### WHAT YOU NEED TO DO
From the first line to the last, write out the records exactly.

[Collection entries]
· · · ·

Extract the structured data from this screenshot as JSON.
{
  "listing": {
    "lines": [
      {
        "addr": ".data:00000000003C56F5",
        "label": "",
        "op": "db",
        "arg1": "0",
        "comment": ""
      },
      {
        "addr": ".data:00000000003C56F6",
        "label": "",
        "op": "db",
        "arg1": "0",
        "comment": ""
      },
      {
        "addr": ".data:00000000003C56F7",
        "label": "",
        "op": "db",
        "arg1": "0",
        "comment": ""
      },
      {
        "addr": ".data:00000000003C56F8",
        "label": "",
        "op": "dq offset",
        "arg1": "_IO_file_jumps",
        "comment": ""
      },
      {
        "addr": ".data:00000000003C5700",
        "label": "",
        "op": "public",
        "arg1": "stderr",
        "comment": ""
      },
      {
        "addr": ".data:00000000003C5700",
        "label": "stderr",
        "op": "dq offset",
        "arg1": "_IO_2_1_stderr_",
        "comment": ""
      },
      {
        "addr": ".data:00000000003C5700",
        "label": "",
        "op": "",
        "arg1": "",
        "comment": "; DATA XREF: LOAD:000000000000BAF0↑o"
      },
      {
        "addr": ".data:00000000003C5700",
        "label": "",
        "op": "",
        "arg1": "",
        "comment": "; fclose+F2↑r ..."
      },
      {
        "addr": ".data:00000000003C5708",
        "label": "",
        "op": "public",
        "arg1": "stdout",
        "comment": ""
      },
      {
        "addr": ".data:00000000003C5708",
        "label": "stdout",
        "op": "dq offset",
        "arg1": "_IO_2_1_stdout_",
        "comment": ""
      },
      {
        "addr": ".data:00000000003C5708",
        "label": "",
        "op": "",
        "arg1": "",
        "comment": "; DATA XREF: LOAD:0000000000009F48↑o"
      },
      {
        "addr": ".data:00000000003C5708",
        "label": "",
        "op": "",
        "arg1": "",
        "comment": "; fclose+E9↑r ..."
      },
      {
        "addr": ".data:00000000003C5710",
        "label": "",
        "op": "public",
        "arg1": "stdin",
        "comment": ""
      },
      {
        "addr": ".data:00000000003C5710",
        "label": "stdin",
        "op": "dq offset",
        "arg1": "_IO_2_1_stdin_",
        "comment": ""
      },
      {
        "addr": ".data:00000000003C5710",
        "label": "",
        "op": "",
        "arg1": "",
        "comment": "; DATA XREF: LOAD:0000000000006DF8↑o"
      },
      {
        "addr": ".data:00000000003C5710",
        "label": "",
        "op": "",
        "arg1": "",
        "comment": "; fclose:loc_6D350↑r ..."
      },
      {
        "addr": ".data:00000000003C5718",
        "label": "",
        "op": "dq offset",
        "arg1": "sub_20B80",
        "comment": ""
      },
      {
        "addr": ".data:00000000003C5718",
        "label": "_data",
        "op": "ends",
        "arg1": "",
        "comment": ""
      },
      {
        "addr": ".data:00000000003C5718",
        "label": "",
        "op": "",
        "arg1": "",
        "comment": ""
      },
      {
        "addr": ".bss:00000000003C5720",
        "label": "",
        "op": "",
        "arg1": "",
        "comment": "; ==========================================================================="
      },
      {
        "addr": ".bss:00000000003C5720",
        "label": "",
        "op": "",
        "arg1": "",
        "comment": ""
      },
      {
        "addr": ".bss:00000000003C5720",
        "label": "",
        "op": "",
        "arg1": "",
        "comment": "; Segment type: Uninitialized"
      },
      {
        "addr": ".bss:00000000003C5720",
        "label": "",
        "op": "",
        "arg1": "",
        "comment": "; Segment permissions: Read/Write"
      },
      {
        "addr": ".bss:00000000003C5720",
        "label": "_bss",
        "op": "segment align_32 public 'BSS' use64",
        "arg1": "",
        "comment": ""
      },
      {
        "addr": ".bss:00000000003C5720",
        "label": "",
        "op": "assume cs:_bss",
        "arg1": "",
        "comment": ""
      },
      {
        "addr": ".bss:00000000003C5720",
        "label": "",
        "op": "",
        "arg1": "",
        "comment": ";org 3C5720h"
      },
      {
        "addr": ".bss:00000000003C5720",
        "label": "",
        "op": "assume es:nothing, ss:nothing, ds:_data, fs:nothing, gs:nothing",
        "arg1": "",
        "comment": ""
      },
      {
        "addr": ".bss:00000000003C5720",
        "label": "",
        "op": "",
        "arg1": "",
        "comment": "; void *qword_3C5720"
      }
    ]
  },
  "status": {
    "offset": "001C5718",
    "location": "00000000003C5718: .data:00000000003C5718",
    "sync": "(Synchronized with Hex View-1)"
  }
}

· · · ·

### SOLUTION TO THE PROBLEM
Extract the structured data from this screenshot as JSON.
{
  "listing": {
    "lines": [
      {
        "addr": ".data:00000000003C56F5",
        "label": "",
        "op": "db",
        "arg1": "0",
        "comment": ""
      },
      {
        "addr": ".data:00000000003C56F6",
        "label": "",
        "op": "db",
        "arg1": "0",
        "comment": ""
      },
      {
        "addr": ".data:00000000003C56F7",
        "label": "",
        "op": "db",
        "arg1": "0",
        "comment": ""
      },
      {
        "addr": ".data:00000000003C56F8",
        "label": "",
        "op": "dq offset",
        "arg1": "_IO_file_jumps",
        "comment": ""
      },
      {
        "addr": ".data:00000000003C5700",
        "label": "",
        "op": "public",
        "arg1": "stderr",
        "comment": ""
      },
      {
        "addr": ".data:00000000003C5700",
        "label": "stderr",
        "op": "dq offset",
        "arg1": "_IO_2_1_stderr_",
        "comment": ""
      },
      {
        "addr": ".data:00000000003C5700",
        "label": "",
        "op": "",
        "arg1": "",
        "comment": "; DATA XREF: LOAD:000000000000BAF0↑o"
      },
      {
        "addr": ".data:00000000003C5700",
        "label": "",
        "op": "",
        "arg1": "",
        "comment": "; fclose+F2↑r ..."
      },
      {
        "addr": ".data:00000000003C5708",
        "label": "",
        "op": "public",
        "arg1": "stdout",
        "comment": ""
      },
      {
        "addr": ".data:00000000003C5708",
        "label": "stdout",
        "op": "dq offset",
        "arg1": "_IO_2_1_stdout_",
        "comment": ""
      },
      {
        "addr": ".data:00000000003C5708",
        "label": "",
        "op": "",
        "arg1": "",
        "comment": "; DATA XREF: LOAD:0000000000009F48↑o"
      },
      {
        "addr": ".data:00000000003C5708",
        "label": "",
        "op": "",
        "arg1": "",
        "comment": "; fclose+E9↑r ..."
      },
      {
        "addr": ".data:00000000003C5710",
        "label": "",
        "op": "public",
        "arg1": "stdin",
        "comment": ""
      },
      {
        "addr": ".data:00000000003C5710",
        "label": "stdin",
        "op": "dq offset",
        "arg1": "_IO_2_1_stdin_",
        "comment": ""
      },
      {
        "addr": ".data:00000000003C5710",
        "label": "",
        "op": "",
        "arg1": "",
        "comment": "; DATA XREF: LOAD:0000000000006DF8↑o"
      },
      {
        "addr": ".data:00000000003C5710",
        "label": "",
        "op": "",
        "arg1": "",
        "comment": "; fclose:loc_6D350↑r ..."
      },
      {
        "addr": ".data:00000000003C5718",
        "label": "",
        "op": "dq offset",
        "arg1": "sub_20B80",
        "comment": ""
      },
      {
        "addr": ".data:00000000003C5718",
        "label": "_data",
        "op": "ends",
        "arg1": "",
        "comment": ""
      },
      {
        "addr": ".data:00000000003C5718",
        "label": "",
        "op": "",
        "arg1": "",
        "comment": ""
      },
      {
        "addr": ".bss:00000000003C5720",
        "label": "",
        "op": "",
        "arg1": "",
        "comment": "; ==========================================================================="
      },
      {
        "addr": ".bss:00000000003C5720",
        "label": "",
        "op": "",
        "arg1": "",
        "comment": ""
      },
      {
        "addr": ".bss:00000000003C5720",
        "label": "",
        "op": "",
        "arg1": "",
        "comment": "; Segment type: Uninitialized"
      },
      {
        "addr": ".bss:00000000003C5720",
        "label": "",
        "op": "",
        "arg1": "",
        "comment": "; Segment permissions: Read/Write"
      },
      {
        "addr": ".bss:00000000003C5720",
        "label": "_bss",
        "op": "segment align_32 public 'BSS' use64",
        "arg1": "",
        "comment": ""
      },
      {
        "addr": ".bss:00000000003C5720",
        "label": "",
        "op": "assume cs:_bss",
        "arg1": "",
        "comment": ""
      },
      {
        "addr": ".bss:00000000003C5720",
        "label": "",
        "op": "",
        "arg1": "",
        "comment": ";org 3C5720h"
      },
      {
        "addr": ".bss:00000000003C5720",
        "label": "",
        "op": "assume es:nothing, ss:nothing, ds:_data, fs:nothing, gs:nothing",
        "arg1": "",
        "comment": ""
      },
      {
        "addr": ".bss:00000000003C5720",
        "label": "",
        "op": "",
        "arg1": "",
        "comment": "; void *qword_3C5720"
      }
    ]
  },
  "status": {
    "offset": "001C5718",
    "location": "00000000003C5718: .data:00000000003C5718",
    "sync": "(Synchronized with Hex View-1)"
  }
}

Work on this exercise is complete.